One could scarcely find a clearer endorsement of the compatibility of religion and science in Darwin’s mind. Let all those who claim that Darwin was and is an enemy of religion lay down their arms. In the one hand are God’s words (the Bible) and in the other God’s works (the natural world); it’s clear from Darwin’s own writing that to him the two are not and ought not be at war.

A Brief Introduction

I wanted to point out a couple of cool quotes from the Introduction:

“When on board H.M.S. ‘Beagle,’ as naturalist, I was much struck with certain facts in the distribution of the inhabitants of South America, and in the geological relations of the present to the past inhabitants of that continent. These facts seemed to me to throw some light on the origin of species—that mystery of mysteries, as it has been called by one of our greatest philosophers. On my return home, it occurred to me, in 1837, that something might perhaps be made out on this question by patiently accumulating and reflecting on all sorts of facts which could possibly have any bearing on it.”

The tone of the book is immediately set. This is an extremely thoughtful, deliberative man. A far cry from the screechy pundits on news channels. This was a time when intellect was admired.

“A fair result can be obtained only by fully stating and balancing the facts and arguments on both sides of each question; and this cannot possibly be here done.”

I quote this to show a trait I will repeatedly refer to in the chapter summaries to follow: intellectual honesty. Darwin demonstrates, as a trait clearly woven into every yard of his work, a fair and truthful approach to the evidence. He repeatedly admits where he is merely guessing, and never pretends to call such guesses fact. He knows that his work here is in its infancy, and rather than pretending to a certainty he has not earned, bends backwards to demonstrate where the data fall short and what has yet to be shown. Later in his life he succeeded in showing some of what was missing, and most of the rest has been filled in by those who followed after him. Had he been shown wrong, however, it is clear from his attitude here that like any honorable scientist, he would have been the first to admit it.

tl;dr: Darwin eventually came to consider himself an agnostic, but saw no inherent conflict between religion and evolution.
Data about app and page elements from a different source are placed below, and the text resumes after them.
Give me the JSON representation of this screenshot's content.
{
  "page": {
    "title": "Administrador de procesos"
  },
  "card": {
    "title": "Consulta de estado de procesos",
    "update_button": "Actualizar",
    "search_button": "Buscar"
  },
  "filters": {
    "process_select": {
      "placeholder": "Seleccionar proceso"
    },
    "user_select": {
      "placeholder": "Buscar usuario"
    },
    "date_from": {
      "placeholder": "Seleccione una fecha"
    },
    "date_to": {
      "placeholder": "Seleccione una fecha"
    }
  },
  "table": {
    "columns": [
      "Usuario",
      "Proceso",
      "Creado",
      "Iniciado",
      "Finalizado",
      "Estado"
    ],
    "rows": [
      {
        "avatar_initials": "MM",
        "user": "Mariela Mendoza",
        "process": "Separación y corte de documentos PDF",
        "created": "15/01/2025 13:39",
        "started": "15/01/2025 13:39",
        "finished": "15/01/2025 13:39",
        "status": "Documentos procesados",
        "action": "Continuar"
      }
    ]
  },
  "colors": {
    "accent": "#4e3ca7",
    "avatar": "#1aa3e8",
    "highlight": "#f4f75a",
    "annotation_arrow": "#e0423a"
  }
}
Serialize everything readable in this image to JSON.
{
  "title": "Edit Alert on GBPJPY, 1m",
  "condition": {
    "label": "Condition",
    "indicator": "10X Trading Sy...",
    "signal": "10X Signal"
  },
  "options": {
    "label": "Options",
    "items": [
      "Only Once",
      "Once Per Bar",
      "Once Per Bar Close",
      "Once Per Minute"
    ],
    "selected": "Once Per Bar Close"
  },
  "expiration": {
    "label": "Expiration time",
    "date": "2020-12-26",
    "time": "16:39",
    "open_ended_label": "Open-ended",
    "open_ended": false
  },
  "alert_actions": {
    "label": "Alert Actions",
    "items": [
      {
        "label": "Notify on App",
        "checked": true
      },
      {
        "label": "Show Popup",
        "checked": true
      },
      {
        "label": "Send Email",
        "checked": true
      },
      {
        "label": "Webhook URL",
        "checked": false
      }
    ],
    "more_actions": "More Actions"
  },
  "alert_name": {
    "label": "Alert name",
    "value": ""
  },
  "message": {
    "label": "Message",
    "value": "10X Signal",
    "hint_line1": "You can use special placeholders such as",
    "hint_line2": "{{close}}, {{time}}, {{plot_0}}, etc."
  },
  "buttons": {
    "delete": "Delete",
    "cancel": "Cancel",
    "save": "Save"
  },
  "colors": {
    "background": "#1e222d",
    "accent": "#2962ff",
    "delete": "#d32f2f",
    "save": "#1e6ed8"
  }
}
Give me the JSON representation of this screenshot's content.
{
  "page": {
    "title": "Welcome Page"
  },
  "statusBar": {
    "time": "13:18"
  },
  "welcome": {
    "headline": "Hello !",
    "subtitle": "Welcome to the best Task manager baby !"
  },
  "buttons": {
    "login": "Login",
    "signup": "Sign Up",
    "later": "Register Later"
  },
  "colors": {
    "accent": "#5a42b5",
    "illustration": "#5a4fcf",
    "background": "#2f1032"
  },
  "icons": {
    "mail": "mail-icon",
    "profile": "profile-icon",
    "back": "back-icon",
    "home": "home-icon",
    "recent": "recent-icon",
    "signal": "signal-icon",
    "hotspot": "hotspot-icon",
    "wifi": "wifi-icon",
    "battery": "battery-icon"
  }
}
The introduction sets a tone of humility which is followed throughout the book, and sets a goal of honest interpretation of the facts wherever they may lead.

Stay tuned for the next part, where I look at Chapter 1!

2 Responses to "I Read It for You: On the Origin of Species (Introduction)"

Leave a reply

The following XHTML tags are permitted: <a href="" title=""> <abbr title=""> <acronym title=""> <b> <blockquote cite=""> <cite> <code class="" title="" data-url=""> <del datetime=""> <em> <i> <q cite=""> <s> <strike> <strong> <pre class="" title="" data-url=""> <span class="" title="" data-url="">